Objectives: The aim of this study was to describe the current regulatory environment in Greece to evaluate the potential introduction of health technology assessment (HTA) for medicinal products for human use.
Methods: Data sources consist of national legislation on pricing and reimbursement of health technologies to identify the potential need of establishing HTA and its relevant structure.
Results: The pricing procedure regarding medicinal products for human use is based on an external reference pricing mechanism which considers the average of the three lowest Euorpean Union prices. Currently, a formal HTA procedure has not been applied in Greece, and the only prerequisite used for the reimbursement of medicinal products for human use is their inclusion in the Positive Reimbursement List. To restrict pharmaceutical expenditure, a variety of measures—such as clawback mechanisms, rebates, monthly budget caps per physician, generics penetration targeting—have been imposed, aiming mainly to regulate the price level rather than control the introduction of medicinal products for human use in the Greek pharmaceutical market.

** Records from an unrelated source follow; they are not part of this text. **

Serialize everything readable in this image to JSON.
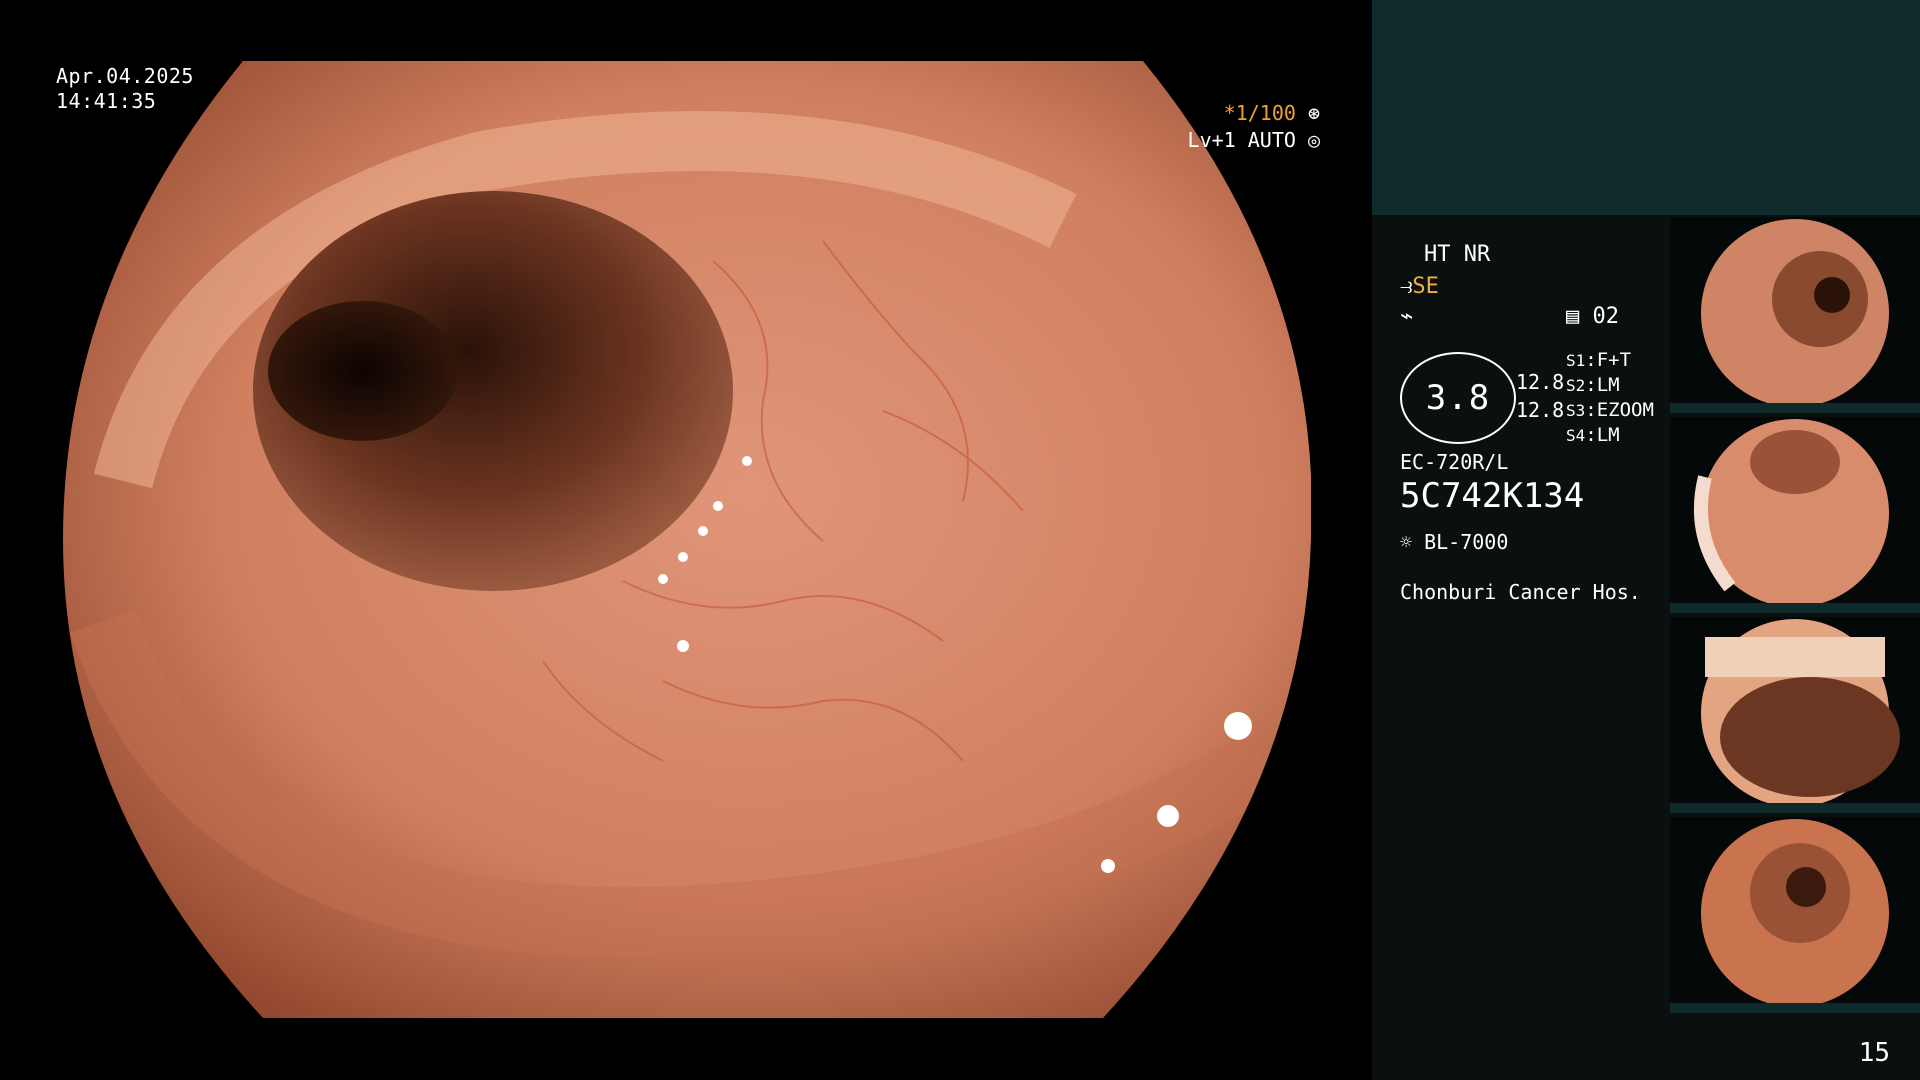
{
  "main": {
    "date": "Apr.04.2025",
    "time": "14:41:35",
    "shutter_speed": "*1/100",
    "level": "Lv+1 AUTO"
  },
  "info": {
    "ht_nr": "HT NR",
    "se_label": "SE",
    "program": "02",
    "value": "3.8",
    "value_a": "12.8",
    "value_b": "12.8",
    "switches": [
      {
        "key": "S1",
        "value": "F+T"
      },
      {
        "key": "S2",
        "value": "LM"
      },
      {
        "key": "S3",
        "value": "EZOOM"
      },
      {
        "key": "S4",
        "value": "LM"
      }
    ],
    "scope_model": "EC-720R/L",
    "serial": "5C742K134",
    "light_source": "BL-7000",
    "hospital": "Chonburi Cancer Hos."
  },
  "page_number": "15",
  "colors": {
    "background": "#000000",
    "panel": "#0a0f0f",
    "panel_band": "#0e2a2a",
    "accent_yellow": "#f0b030",
    "tissue": "#d98a6a"
  },
  "icons": {
    "shutter": "aperture-icon",
    "auto": "iris-icon",
    "scope": "scope-tip-icon",
    "freeze": "lightning-icon",
    "program": "memory-icon",
    "light": "sun-icon"
  }
}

Conclusions: Greece has the opportunity to rapidly build capacity, implement, and take advantage of the application of HTA mechanisms by clearly defining the goals, scope, systems, context, stakeholders, and methods that will be involved in the local HTA processes, taking into account the country's established e-prescription system and the recently adapted legislative framework.